[Recorded information]:
────────────────────────────────────────
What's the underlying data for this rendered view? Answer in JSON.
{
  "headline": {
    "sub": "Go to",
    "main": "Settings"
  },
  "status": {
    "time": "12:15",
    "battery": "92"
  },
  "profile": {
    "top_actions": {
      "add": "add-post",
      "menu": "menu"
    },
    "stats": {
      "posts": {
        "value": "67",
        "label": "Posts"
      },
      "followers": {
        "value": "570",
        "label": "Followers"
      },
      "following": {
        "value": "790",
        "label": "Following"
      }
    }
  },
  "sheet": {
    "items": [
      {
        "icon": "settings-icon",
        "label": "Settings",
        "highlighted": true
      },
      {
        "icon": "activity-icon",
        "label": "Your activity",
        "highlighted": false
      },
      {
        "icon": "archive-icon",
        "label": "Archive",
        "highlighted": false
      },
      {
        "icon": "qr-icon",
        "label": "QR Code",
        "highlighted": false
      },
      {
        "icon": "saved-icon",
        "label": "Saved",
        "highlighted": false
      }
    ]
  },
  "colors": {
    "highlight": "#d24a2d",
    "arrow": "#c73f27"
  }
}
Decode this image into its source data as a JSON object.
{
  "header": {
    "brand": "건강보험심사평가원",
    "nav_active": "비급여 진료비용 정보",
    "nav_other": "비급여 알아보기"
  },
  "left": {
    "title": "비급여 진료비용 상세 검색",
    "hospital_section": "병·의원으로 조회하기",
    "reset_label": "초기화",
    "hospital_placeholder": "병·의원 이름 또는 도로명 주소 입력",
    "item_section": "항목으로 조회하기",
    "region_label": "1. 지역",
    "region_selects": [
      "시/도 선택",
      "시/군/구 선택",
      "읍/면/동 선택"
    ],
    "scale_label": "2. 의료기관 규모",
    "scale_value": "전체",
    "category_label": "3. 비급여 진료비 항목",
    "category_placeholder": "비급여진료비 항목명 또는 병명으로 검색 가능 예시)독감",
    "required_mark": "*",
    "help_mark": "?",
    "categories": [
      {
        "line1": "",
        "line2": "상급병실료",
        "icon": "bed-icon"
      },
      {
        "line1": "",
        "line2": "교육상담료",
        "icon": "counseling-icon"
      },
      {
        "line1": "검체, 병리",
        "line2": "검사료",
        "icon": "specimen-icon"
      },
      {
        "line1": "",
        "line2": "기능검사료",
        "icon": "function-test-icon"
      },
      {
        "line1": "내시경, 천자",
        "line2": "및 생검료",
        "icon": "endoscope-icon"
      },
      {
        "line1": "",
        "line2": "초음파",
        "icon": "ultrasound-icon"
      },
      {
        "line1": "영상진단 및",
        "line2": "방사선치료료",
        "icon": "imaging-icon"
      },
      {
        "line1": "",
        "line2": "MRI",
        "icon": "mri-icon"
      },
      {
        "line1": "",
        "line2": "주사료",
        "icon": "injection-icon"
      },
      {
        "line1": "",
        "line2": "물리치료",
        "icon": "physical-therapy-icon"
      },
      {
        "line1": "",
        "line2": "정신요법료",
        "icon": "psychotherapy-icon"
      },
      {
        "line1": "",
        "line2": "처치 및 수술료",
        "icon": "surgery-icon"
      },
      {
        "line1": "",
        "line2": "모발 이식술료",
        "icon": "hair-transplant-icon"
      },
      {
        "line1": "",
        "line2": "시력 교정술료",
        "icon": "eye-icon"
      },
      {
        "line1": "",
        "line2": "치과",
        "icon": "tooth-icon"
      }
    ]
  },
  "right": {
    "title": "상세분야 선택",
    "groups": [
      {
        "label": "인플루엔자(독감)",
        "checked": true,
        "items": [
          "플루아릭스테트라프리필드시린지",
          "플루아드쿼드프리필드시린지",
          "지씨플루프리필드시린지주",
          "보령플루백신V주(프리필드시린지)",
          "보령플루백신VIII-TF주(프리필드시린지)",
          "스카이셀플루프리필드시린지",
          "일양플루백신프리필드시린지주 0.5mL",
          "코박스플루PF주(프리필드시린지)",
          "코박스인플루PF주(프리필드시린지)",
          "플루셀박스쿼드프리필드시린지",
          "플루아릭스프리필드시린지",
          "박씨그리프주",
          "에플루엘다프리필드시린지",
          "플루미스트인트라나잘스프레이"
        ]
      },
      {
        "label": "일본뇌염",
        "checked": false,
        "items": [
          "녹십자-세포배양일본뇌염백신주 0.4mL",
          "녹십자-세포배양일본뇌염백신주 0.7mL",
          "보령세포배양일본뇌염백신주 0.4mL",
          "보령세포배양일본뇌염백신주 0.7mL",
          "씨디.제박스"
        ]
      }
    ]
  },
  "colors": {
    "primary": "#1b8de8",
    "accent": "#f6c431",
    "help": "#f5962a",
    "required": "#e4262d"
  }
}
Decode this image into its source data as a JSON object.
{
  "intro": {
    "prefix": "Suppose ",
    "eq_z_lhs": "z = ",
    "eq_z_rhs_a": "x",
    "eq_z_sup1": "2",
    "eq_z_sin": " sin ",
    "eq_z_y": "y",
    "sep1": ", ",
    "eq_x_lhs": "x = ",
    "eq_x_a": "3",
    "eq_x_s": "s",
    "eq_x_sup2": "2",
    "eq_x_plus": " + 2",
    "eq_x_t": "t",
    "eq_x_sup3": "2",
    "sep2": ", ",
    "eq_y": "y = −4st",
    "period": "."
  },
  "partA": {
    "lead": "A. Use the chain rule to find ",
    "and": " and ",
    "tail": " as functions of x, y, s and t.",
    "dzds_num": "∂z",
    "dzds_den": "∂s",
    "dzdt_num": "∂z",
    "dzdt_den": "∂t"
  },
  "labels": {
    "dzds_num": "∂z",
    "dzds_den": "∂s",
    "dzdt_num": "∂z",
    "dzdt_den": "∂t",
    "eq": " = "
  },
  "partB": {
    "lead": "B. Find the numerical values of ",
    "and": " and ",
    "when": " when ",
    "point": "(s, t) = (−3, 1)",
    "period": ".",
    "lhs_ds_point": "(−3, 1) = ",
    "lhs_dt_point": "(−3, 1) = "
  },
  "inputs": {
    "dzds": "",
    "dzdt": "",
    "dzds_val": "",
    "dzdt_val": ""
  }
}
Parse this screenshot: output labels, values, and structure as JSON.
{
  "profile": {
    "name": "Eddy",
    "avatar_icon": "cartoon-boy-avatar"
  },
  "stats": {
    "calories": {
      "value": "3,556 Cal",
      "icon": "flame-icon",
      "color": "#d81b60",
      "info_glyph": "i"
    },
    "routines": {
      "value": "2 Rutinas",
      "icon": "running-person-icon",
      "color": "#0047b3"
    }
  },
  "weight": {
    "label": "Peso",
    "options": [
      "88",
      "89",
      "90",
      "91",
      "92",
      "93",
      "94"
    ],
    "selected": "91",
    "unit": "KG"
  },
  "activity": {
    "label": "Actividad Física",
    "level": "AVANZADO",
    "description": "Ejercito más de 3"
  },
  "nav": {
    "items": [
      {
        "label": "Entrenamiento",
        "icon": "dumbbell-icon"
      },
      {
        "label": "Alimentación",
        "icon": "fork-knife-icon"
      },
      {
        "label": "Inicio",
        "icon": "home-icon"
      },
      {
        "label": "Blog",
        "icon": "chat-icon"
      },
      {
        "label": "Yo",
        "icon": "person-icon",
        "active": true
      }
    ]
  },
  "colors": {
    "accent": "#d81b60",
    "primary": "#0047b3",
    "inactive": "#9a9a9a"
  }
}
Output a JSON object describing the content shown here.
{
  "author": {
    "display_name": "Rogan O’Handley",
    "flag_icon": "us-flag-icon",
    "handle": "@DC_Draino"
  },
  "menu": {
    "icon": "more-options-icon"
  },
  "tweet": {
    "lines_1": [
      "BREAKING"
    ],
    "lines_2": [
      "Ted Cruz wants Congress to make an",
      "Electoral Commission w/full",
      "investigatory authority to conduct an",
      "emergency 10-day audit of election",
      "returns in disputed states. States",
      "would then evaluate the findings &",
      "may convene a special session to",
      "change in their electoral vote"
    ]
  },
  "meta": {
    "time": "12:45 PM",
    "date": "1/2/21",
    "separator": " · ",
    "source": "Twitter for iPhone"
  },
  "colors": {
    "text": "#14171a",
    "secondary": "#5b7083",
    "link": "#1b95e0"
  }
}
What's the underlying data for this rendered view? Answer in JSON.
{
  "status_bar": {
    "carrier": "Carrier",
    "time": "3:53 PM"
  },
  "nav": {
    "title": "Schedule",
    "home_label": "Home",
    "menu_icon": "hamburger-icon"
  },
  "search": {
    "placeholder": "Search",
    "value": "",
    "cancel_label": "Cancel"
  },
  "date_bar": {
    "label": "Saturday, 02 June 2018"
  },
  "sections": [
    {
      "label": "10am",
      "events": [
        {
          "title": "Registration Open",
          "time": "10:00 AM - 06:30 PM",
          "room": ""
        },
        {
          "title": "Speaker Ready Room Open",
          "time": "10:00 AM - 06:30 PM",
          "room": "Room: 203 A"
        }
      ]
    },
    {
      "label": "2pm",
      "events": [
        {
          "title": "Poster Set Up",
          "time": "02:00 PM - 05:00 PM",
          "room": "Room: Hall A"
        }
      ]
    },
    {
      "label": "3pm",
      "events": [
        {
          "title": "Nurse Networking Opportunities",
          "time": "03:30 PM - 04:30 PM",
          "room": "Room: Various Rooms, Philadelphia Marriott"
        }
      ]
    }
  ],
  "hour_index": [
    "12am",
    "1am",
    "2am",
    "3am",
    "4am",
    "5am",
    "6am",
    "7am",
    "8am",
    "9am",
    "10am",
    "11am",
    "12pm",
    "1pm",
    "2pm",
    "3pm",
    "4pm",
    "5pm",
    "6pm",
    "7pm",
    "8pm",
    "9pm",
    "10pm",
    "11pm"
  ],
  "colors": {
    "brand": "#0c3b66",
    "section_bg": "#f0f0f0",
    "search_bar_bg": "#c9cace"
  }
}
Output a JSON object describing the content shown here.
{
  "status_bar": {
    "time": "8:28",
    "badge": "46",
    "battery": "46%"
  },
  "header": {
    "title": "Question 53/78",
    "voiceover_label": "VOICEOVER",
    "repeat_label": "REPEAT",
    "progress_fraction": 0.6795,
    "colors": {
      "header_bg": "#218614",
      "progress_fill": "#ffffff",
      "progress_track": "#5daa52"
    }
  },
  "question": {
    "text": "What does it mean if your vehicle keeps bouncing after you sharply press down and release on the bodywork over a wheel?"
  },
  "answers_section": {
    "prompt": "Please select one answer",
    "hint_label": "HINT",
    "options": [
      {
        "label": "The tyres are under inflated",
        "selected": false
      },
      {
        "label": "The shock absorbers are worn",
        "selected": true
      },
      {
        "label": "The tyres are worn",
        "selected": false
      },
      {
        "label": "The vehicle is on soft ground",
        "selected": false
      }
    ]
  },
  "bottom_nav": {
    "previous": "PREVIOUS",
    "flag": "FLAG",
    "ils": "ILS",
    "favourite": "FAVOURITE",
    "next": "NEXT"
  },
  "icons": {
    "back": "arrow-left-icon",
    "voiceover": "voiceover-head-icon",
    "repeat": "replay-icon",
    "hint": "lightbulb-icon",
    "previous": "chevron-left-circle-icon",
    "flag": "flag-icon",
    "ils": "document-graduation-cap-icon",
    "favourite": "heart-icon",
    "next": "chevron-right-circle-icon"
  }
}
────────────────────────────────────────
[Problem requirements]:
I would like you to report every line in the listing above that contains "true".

[Solved exercise]:
        "highlighted": true
        "checked": true,
        "active": true
        "selected": true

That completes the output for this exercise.